Court: Flatley can sue sex-charge lawyer for extortion

by Walter Olson on September 14, 2004

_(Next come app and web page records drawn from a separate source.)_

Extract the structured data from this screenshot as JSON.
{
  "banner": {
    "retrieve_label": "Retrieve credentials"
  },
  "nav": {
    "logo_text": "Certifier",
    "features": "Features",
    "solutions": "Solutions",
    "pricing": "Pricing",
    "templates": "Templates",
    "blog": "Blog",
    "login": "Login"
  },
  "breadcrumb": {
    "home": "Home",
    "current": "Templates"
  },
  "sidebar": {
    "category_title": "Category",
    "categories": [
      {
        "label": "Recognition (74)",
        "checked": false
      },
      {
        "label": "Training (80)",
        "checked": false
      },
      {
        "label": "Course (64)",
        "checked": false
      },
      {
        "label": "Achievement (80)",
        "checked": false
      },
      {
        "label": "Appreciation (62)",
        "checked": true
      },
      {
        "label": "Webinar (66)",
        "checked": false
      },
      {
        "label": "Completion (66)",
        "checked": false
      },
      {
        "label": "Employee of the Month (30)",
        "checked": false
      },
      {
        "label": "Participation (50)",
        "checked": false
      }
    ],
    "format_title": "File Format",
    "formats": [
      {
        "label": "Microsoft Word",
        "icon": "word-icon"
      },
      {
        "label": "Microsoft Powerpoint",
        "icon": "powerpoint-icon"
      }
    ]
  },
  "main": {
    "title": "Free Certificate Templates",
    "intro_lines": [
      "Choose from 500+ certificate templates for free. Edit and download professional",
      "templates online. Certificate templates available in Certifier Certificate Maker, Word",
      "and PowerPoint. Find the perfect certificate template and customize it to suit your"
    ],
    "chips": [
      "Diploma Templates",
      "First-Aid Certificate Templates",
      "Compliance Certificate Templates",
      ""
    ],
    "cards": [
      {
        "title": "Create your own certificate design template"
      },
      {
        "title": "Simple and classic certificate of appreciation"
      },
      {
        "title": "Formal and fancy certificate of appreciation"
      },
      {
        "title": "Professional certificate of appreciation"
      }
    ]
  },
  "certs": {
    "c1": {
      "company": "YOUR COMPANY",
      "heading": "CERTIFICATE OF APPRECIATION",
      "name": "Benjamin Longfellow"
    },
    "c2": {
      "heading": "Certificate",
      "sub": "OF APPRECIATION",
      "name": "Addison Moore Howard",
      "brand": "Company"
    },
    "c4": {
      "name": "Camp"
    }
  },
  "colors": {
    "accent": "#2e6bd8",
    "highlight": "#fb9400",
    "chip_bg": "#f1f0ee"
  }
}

A California appeals court has ruled that Michael Flatley, famed for the dance productions “Riverdance” and “Lord of the Dance”, can sue D. Dean Mauro, “a Waukegan, Ill., attorney who filed a $35 million suit falsely accusing the Irish dancer of raping an ex-stripper in a Las Vegas hotel room.” Twenty-five days after a sexual encounter between Flatley and Tyna Marie Robertson, Robertson called police to claim the encounter had been rape. According to the court ruling, “Mauro spent the next few months calling the dancer’s lawyers … threatening to ‘go public’ with the allegations, to ‘ruin’ Flatley and demanding $1 million for his and Robertson’s silence.” After Flatley sued Mauro for extortion, Mauro unsuccessfully invoked the protection of the state’s “SLAPP” (“Strategic Lawsuits Against Public Participation”) statute and also unsuccessfully claimed that his communications with Flatley’s lawyers were protected by the litigation privilege for lawyer-to-lawyer communication. “The only thing he did was represent his client,” said James Holmes, a lawyer for Mauro. “It’s all privileged.” The original lawsuit by Robertson was withdrawn after Flatley countersued. (Mike McKee, “Calif. Court Revives Lord of the Dance’s $100M Extortion Suit Against Lawyer”, The Recorder, Sept. 3). Update Jul. 30, 2006: Calif. high court agrees Flatley can sue.